Kiss The Sky

With the 50th anniversary of Woodstock going on, I’d like to close this post with a compelling tribute act to¬†Jimi Hendrix. Again, if you are a frequent reader of the blog, the name Kiss The Sky may sound familiar, since I covered them before here. The band revolves around¬†Jimi Hendrix tribute artist Jimy Bleu, who actually met Hendrix in 1968 as a teenager.¬†The following year, Bleu attended¬†Woodstock¬†and got one of the guitar straps Hendrix used during his performance there. You can read more about his cool background story in the above post. Kiss The Sky covers music from both the Jimi Hendrix Experience and Band of Gypsys. Bleu’s¬†excellent backing musicians for The Experience include¬†bassist¬†A.J. Hager¬†as¬†Noel Redding¬†and drummer¬†Ted Edwards¬†as¬†Mitch Mitchell. The¬†Band of Gypsys¬†tribute features¬†Jay Powerz¬†as¬†Billy Cox¬†(bass) and¬†James Jaxon¬†as¬†Buddy Miles¬†(drums). You can find more information about this tribute act on their Facebook page. I also encourage you to check out this clip of Voodoo Child I took last October. Filming conditions weren’t ideal, but I think the footage still gives a good impression about this outstanding band.

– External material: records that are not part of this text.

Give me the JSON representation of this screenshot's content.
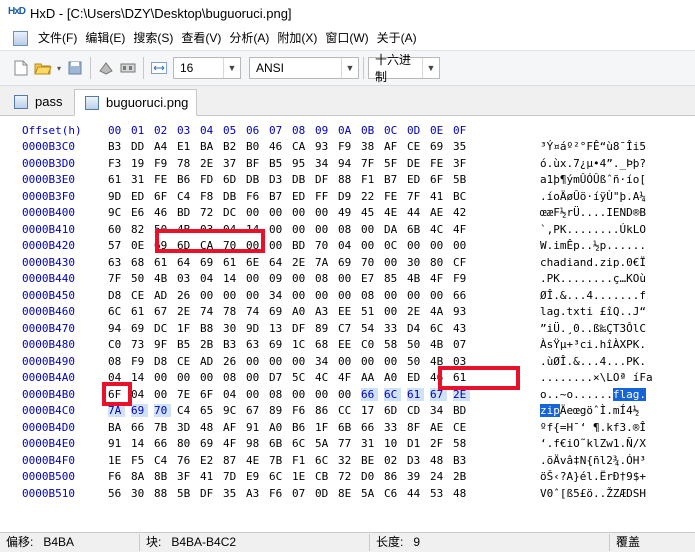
{
  "window": {
    "app_logo": "HxD",
    "title": "HxD - [C:\\Users\\DZY\\Desktop\\buguoruci.png]"
  },
  "menu": [
    "文件(F)",
    "编辑(E)",
    "搜索(S)",
    "查看(V)",
    "分析(A)",
    "附加(X)",
    "窗口(W)",
    "关于(A)"
  ],
  "toolbar": {
    "bytes_per_row": "16",
    "charset": "ANSI",
    "display_mode": "十六进制"
  },
  "tabs": [
    {
      "label": "pass",
      "active": false
    },
    {
      "label": "buguoruci.png",
      "active": true
    }
  ],
  "header": {
    "offset_label": "Offset(h)",
    "columns": [
      "00",
      "01",
      "02",
      "03",
      "04",
      "05",
      "06",
      "07",
      "08",
      "09",
      "0A",
      "0B",
      "0C",
      "0D",
      "0E",
      "0F"
    ]
  },
  "rows": [
    {
      "offset": "0000B3C0",
      "bytes": [
        "B3",
        "DD",
        "A4",
        "E1",
        "BA",
        "B2",
        "B0",
        "46",
        "CA",
        "93",
        "F9",
        "38",
        "AF",
        "CE",
        "69",
        "35"
      ],
      "ascii": "³Ý¤áº²°FÊ“ù8¯Îi5"
    },
    {
      "offset": "0000B3D0",
      "bytes": [
        "F3",
        "19",
        "F9",
        "78",
        "2E",
        "37",
        "BF",
        "B5",
        "95",
        "34",
        "94",
        "7F",
        "5F",
        "DE",
        "FE",
        "3F"
      ],
      "ascii": "ó.ùx.7¿µ•4”._Þþ?"
    },
    {
      "offset": "0000B3E0",
      "bytes": [
        "61",
        "31",
        "FE",
        "B6",
        "FD",
        "6D",
        "DB",
        "D3",
        "DB",
        "DF",
        "88",
        "F1",
        "B7",
        "ED",
        "6F",
        "5B"
      ],
      "ascii": "a1þ¶ýmÛÓÛßˆñ·ío["
    },
    {
      "offset": "0000B3F0",
      "bytes": [
        "9D",
        "ED",
        "6F",
        "C4",
        "F8",
        "DB",
        "F6",
        "B7",
        "ED",
        "FF",
        "D9",
        "22",
        "FE",
        "7F",
        "41",
        "BC"
      ],
      "ascii": ".íoÄøÛö·íÿÙ\"þ.A¼"
    },
    {
      "offset": "0000B400",
      "bytes": [
        "9C",
        "E6",
        "46",
        "BD",
        "72",
        "DC",
        "00",
        "00",
        "00",
        "00",
        "49",
        "45",
        "4E",
        "44",
        "AE",
        "42"
      ],
      "ascii": "œæF½rÜ....IEND®B"
    },
    {
      "offset": "0000B410",
      "bytes": [
        "60",
        "82",
        "50",
        "4B",
        "03",
        "04",
        "14",
        "00",
        "00",
        "00",
        "08",
        "00",
        "DA",
        "6B",
        "4C",
        "4F"
      ],
      "ascii": "`‚PK........ÚkLO"
    },
    {
      "offset": "0000B420",
      "bytes": [
        "57",
        "0E",
        "69",
        "6D",
        "CA",
        "70",
        "00",
        "00",
        "BD",
        "70",
        "04",
        "00",
        "0C",
        "00",
        "00",
        "00"
      ],
      "ascii": "W.imÊp..½p......"
    },
    {
      "offset": "0000B430",
      "bytes": [
        "63",
        "68",
        "61",
        "64",
        "69",
        "61",
        "6E",
        "64",
        "2E",
        "7A",
        "69",
        "70",
        "00",
        "30",
        "80",
        "CF"
      ],
      "ascii": "chadiand.zip.0€Ï"
    },
    {
      "offset": "0000B440",
      "bytes": [
        "7F",
        "50",
        "4B",
        "03",
        "04",
        "14",
        "00",
        "09",
        "00",
        "08",
        "00",
        "E7",
        "85",
        "4B",
        "4F",
        "F9"
      ],
      "ascii": ".PK........ç…KOù"
    },
    {
      "offset": "0000B450",
      "bytes": [
        "D8",
        "CE",
        "AD",
        "26",
        "00",
        "00",
        "00",
        "34",
        "00",
        "00",
        "00",
        "08",
        "00",
        "00",
        "00",
        "66"
      ],
      "ascii": "ØÎ.&...4.......f"
    },
    {
      "offset": "0000B460",
      "bytes": [
        "6C",
        "61",
        "67",
        "2E",
        "74",
        "78",
        "74",
        "69",
        "A0",
        "A3",
        "EE",
        "51",
        "00",
        "2E",
        "4A",
        "93"
      ],
      "ascii": "lag.txti £îQ..J“"
    },
    {
      "offset": "0000B470",
      "bytes": [
        "94",
        "69",
        "DC",
        "1F",
        "B8",
        "30",
        "9D",
        "13",
        "DF",
        "89",
        "C7",
        "54",
        "33",
        "D4",
        "6C",
        "43"
      ],
      "ascii": "”iÜ.¸0..ß‰ÇT3ÔlC"
    },
    {
      "offset": "0000B480",
      "bytes": [
        "C0",
        "73",
        "9F",
        "B5",
        "2B",
        "B3",
        "63",
        "69",
        "1C",
        "68",
        "EE",
        "C0",
        "58",
        "50",
        "4B",
        "07"
      ],
      "ascii": "ÀsŸµ+³ci.hîÀXPK."
    },
    {
      "offset": "0000B490",
      "bytes": [
        "08",
        "F9",
        "D8",
        "CE",
        "AD",
        "26",
        "00",
        "00",
        "00",
        "34",
        "00",
        "00",
        "00",
        "50",
        "4B",
        "03"
      ],
      "ascii": ".ùØÎ.&...4...PK."
    },
    {
      "offset": "0000B4A0",
      "bytes": [
        "04",
        "14",
        "00",
        "00",
        "00",
        "08",
        "00",
        "D7",
        "5C",
        "4C",
        "4F",
        "AA",
        "A0",
        "ED",
        "46",
        "61"
      ],
      "ascii": "........×\\LOª íFa"
    },
    {
      "offset": "0000B4B0",
      "bytes": [
        "6F",
        "04",
        "00",
        "7E",
        "6F",
        "04",
        "00",
        "08",
        "00",
        "00",
        "00",
        "66",
        "6C",
        "61",
        "67",
        "2E"
      ],
      "ascii_pre": "o..~o......",
      "ascii_sel": "flag.",
      "ascii_post": ""
    },
    {
      "offset": "0000B4C0",
      "bytes": [
        "7A",
        "69",
        "70",
        "C4",
        "65",
        "9C",
        "67",
        "89",
        "F6",
        "86",
        "CC",
        "17",
        "6D",
        "CD",
        "34",
        "BD"
      ],
      "ascii_pre": "",
      "ascii_sel": "zip",
      "ascii_post": "ÄeœgöˆÌ.mÍ4½"
    },
    {
      "offset": "0000B4D0",
      "bytes": [
        "BA",
        "66",
        "7B",
        "3D",
        "48",
        "AF",
        "91",
        "A0",
        "B6",
        "1F",
        "6B",
        "66",
        "33",
        "8F",
        "AE",
        "CE"
      ],
      "ascii": "ºf{=H¯‘ ¶.kf3.®Î"
    },
    {
      "offset": "0000B4E0",
      "bytes": [
        "91",
        "14",
        "66",
        "80",
        "69",
        "4F",
        "98",
        "6B",
        "6C",
        "5A",
        "77",
        "31",
        "10",
        "D1",
        "2F",
        "58"
      ],
      "ascii": "‘.f€iO˜klZw1.Ñ/X"
    },
    {
      "offset": "0000B4F0",
      "bytes": [
        "1E",
        "F5",
        "C4",
        "76",
        "E2",
        "87",
        "4E",
        "7B",
        "F1",
        "6C",
        "32",
        "BE",
        "02",
        "D3",
        "48",
        "B3"
      ],
      "ascii": ".õÄvâ‡N{ñl2¾.ÓH³"
    },
    {
      "offset": "0000B500",
      "bytes": [
        "F6",
        "8A",
        "8B",
        "3F",
        "41",
        "7D",
        "E9",
        "6C",
        "1E",
        "CB",
        "72",
        "D0",
        "86",
        "39",
        "24",
        "2B"
      ],
      "ascii": "öŠ‹?A}él.ËrÐ†9$+"
    },
    {
      "offset": "0000B510",
      "bytes": [
        "56",
        "30",
        "88",
        "5B",
        "DF",
        "35",
        "A3",
        "F6",
        "07",
        "0D",
        "8E",
        "5A",
        "C6",
        "44",
        "53",
        "48"
      ],
      "ascii": "V0ˆ[ß5£ö..ŽZÆDSH"
    }
  ],
  "status": {
    "offset_label": "偏移:",
    "offset_value": "B4BA",
    "block_label": "块:",
    "block_value": "B4BA-B4C2",
    "length_label": "长度:",
    "length_value": "9",
    "mode": "覆盖"
  },
  "colors": {
    "hex_blue": "#0000bf",
    "selection": "#cfe2f7",
    "ascii_highlight": "#1565d8",
    "annotation_red": "#e8102a"
  }
}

Pictured in the image on top of the post are (clockwise from upper left corner) Almost Queen, Beginnings, Brit Floyd and Jimy Bleu/Kiss The Sky.

Sources: Almost Queen website and Facebook page; Beginnings website and Facebook page; Brit Floyd website and Facebook page; Decade and John Hathaway Facebook pages; The Doobie Others website and Facebook page; Free Fallin website and Facebook page; Good Stuff website and Facebook page; Kiss The Sky Facebook page; YouTube